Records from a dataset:
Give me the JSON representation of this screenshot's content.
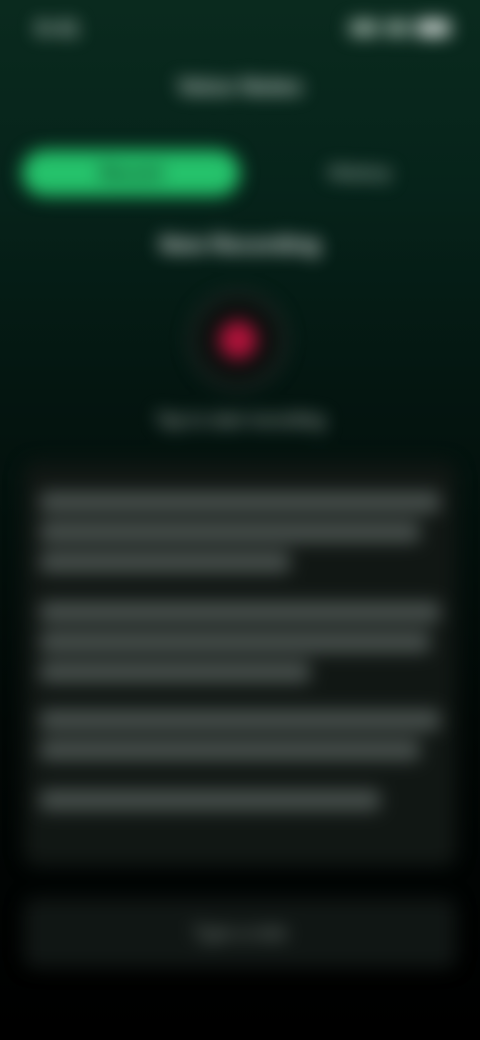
{
  "status_bar": {
    "time": "9:41"
  },
  "header": {
    "title": "Voice Notes"
  },
  "tabs": [
    {
      "label": "Record",
      "active": true
    },
    {
      "label": "History",
      "active": false
    }
  ],
  "session": {
    "title": "New Recording",
    "record_caption": "Tap to start recording"
  },
  "transcript": {
    "paragraphs": [
      "",
      "",
      "",
      ""
    ]
  },
  "bottom": {
    "placeholder": "Type a note"
  },
  "colors": {
    "accent": "#25c26b",
    "record": "#b0123a",
    "background": "#041510"
  },
  "icons": {
    "signal": "signal-icon",
    "wifi": "wifi-icon",
    "battery": "battery-icon",
    "record": "record-icon"
  }
}
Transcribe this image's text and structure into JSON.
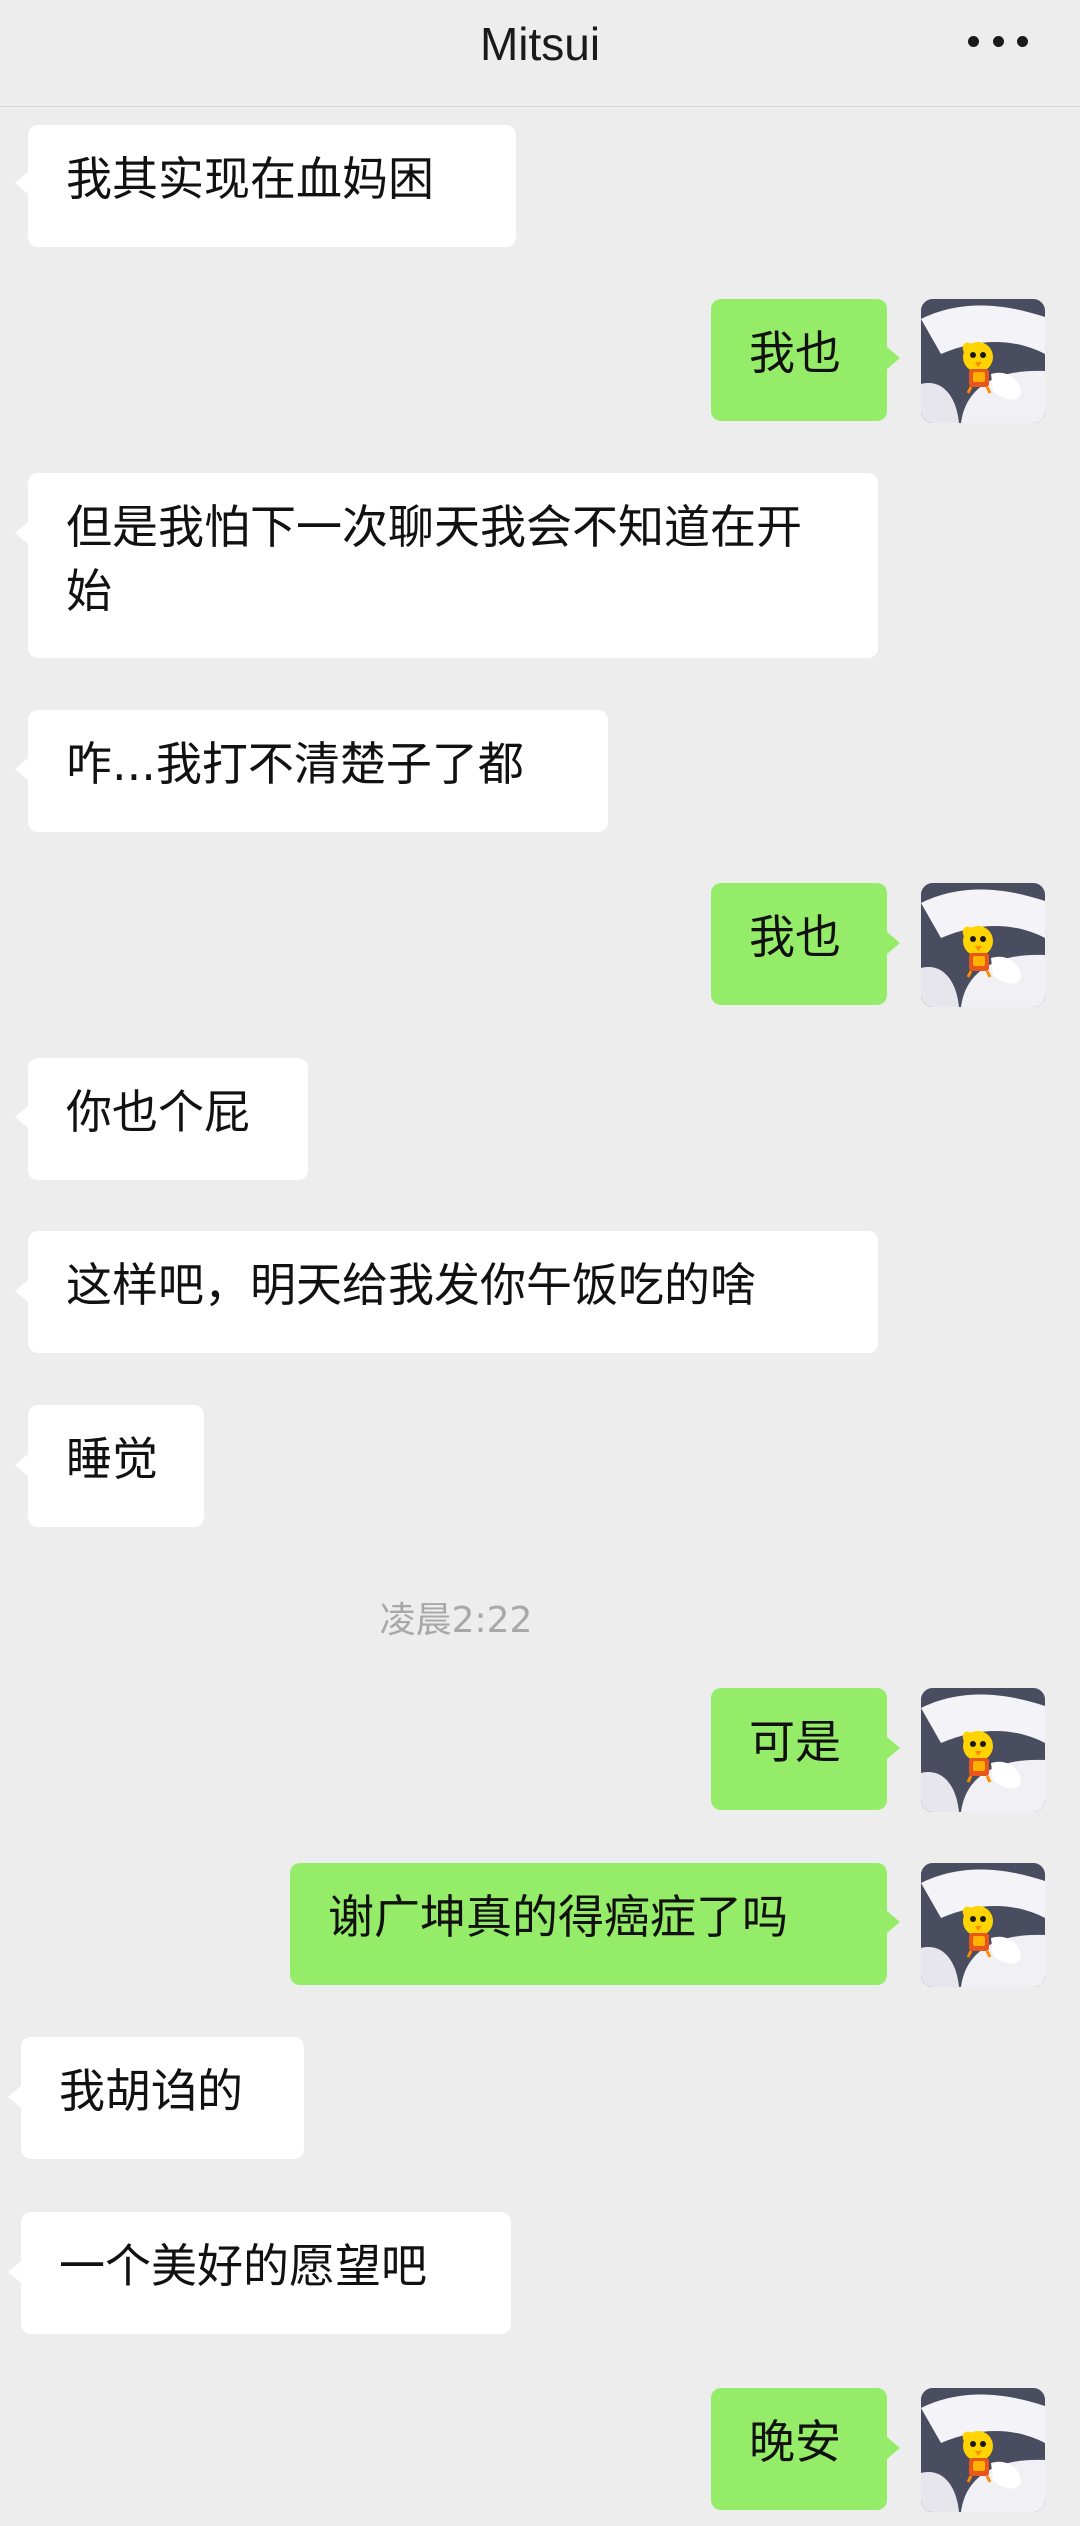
{
  "header": {
    "title": "Mitsui",
    "more_icon": "more-dots-icon"
  },
  "messages": [
    {
      "side": "left",
      "text": "我其实现在血妈困"
    },
    {
      "side": "right",
      "text": "我也"
    },
    {
      "side": "left",
      "text": "但是我怕下一次聊天我会不知道在开始"
    },
    {
      "side": "left",
      "text": "咋...我打不清楚子了都"
    },
    {
      "side": "right",
      "text": "我也"
    },
    {
      "side": "left",
      "text": "你也个屁"
    },
    {
      "side": "left",
      "text": "这样吧，明天给我发你午饭吃的啥"
    },
    {
      "side": "left",
      "text": "睡觉"
    },
    {
      "side": "right",
      "text": "可是"
    },
    {
      "side": "right",
      "text": "谢广坤真的得癌症了吗"
    },
    {
      "side": "left",
      "text": "我胡诌的"
    },
    {
      "side": "left",
      "text": "一个美好的愿望吧"
    },
    {
      "side": "right",
      "text": "晚安"
    }
  ],
  "timestamp": "凌晨2:22",
  "colors": {
    "background": "#ededed",
    "left_bubble": "#ffffff",
    "right_bubble": "#95ec69"
  },
  "avatar_icon": "cartoon-bird-avatar-icon"
}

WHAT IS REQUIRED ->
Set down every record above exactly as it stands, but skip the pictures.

RESPONSE FOR THIS EXERCISE ->
Give me the JSON representation of this screenshot's content.
{
  "status_bar": {
    "time": "9:41"
  },
  "header": {
    "title": "Voice Notes"
  },
  "tabs": [
    {
      "label": "Record",
      "active": true
    },
    {
      "label": "History",
      "active": false
    }
  ],
  "session": {
    "title": "New Recording",
    "record_caption": "Tap to start recording"
  },
  "transcript": {
    "paragraphs": [
      "",
      "",
      "",
      ""
    ]
  },
  "bottom": {
    "placeholder": "Type a note"
  },
  "colors": {
    "accent": "#25c26b",
    "record": "#b0123a",
    "background": "#041510"
  },
  "icons": {
    "signal": "signal-icon",
    "wifi": "wifi-icon",
    "battery": "battery-icon",
    "record": "record-icon"
  }
}
Transcribe this image's text and structure into JSON.
{
  "header": {
    "title": "Mitsui",
    "more_icon": "more-dots-icon"
  },
  "messages": [
    {
      "side": "left",
      "text": "我其实现在血妈困"
    },
    {
      "side": "right",
      "text": "我也"
    },
    {
      "side": "left",
      "text": "但是我怕下一次聊天我会不知道在开始"
    },
    {
      "side": "left",
      "text": "咋...我打不清楚子了都"
    },
    {
      "side": "right",
      "text": "我也"
    },
    {
      "side": "left",
      "text": "你也个屁"
    },
    {
      "side": "left",
      "text": "这样吧，明天给我发你午饭吃的啥"
    },
    {
      "side": "left",
      "text": "睡觉"
    },
    {
      "side": "right",
      "text": "可是"
    },
    {
      "side": "right",
      "text": "谢广坤真的得癌症了吗"
    },
    {
      "side": "left",
      "text": "我胡诌的"
    },
    {
      "side": "left",
      "text": "一个美好的愿望吧"
    },
    {
      "side": "right",
      "text": "晚安"
    }
  ],
  "timestamp": "凌晨2:22",
  "colors": {
    "background": "#ededed",
    "left_bubble": "#ffffff",
    "right_bubble": "#95ec69"
  },
  "avatar_icon": "cartoon-bird-avatar-icon"
}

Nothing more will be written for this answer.